Convenience retailers and wholesalers have warned of beer shortages amid high demand from the hospitality sector and a shortage of drivers.
The Grocer has spoken to numerous industry sources who are facing supply issues on core beer lines, with brewers Budweiser Brewing Group and Heineken said to be particularly affected.
One multi-convenience retailer warned of a “perfect storm” of pressures with “a lack of drivers, an aluminium shortage and brewers diverting beer into kegs for the reopening of the on-trade as opposed to canning it”.
A second senior industry source said wholesalers were “not getting the allocations of stock they need and that’s on top of the range reviews last year which resulted in rationalised ranges”.
A third source, at a buying group, added distribution levels were “as bad as 50% for some of the biggest brands following in-store audits”.
A Heineken spokeswoman told The Grocer demand in the on and off-trade “continues to surpass our most optimistic forecasts” and that outlets that had opened were “selling up to 100% of pre-Covid levels”.
“All customers have been made aware of the short-term supply challenges, and we are doing everything to increase capacity including sourcing additional beer from our European network.”
Heineken has also struggled to meet massive demand from the on-trade over recent weeks, with kegs of its Birra Moretti and Amstel brands in particular in short supply.
Budweiser Brewing Group wholesale and convenience sales director Jessica Markowski, meanwhile, said BBG was “working hard to meet demand in our convenience and wholesale channel” and “haven’t seen any significant shortages or delays due to beer shortages”.
However, she said: “Some of our customers may be experiencing some delays, due to external factors including the shortage of drivers affecting the industry.”
Hauliers have been in short supply since the double whammy of Brexit and coronavirus. Many were EU nationals and returned to the continent, which has led to shortages of other goods in convenience stores as wholesalers struggle to deliver food and drink due to limited third-party logistics capacity.
Markowski said BBG was “exploring opportunities to mitigate the impact of this” in “the fastest and most effective way”.The Grocer last year spoke to numerous drinks suppliers who were struggling to procure enough cans amid a surge in demand caused by the pandemic. The head of one prominent UK brewer said this week supply had remained “tight” for the last 10 months.

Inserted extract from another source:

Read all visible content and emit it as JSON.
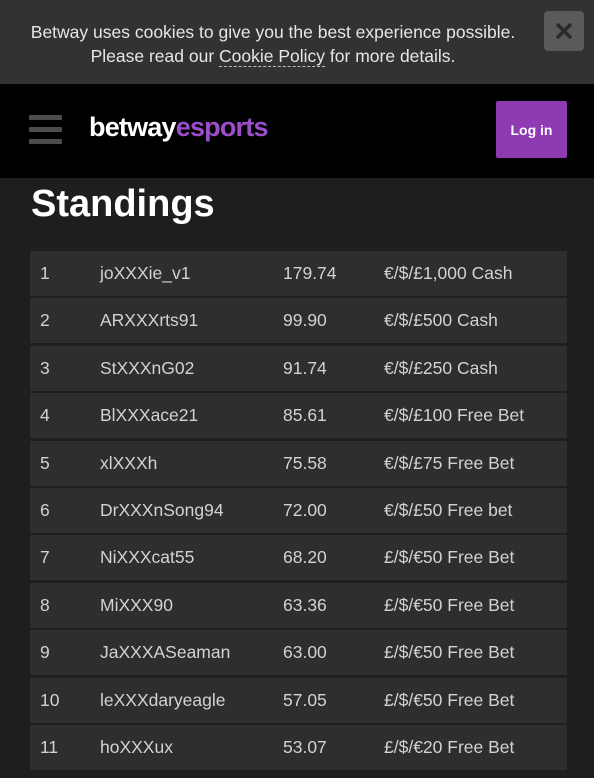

Markowski said BBG was not facing any issues around cans. “On can capacity specifically, we are forecasting well and we are not currently seeing issues here, but are monitoring the situation closely.”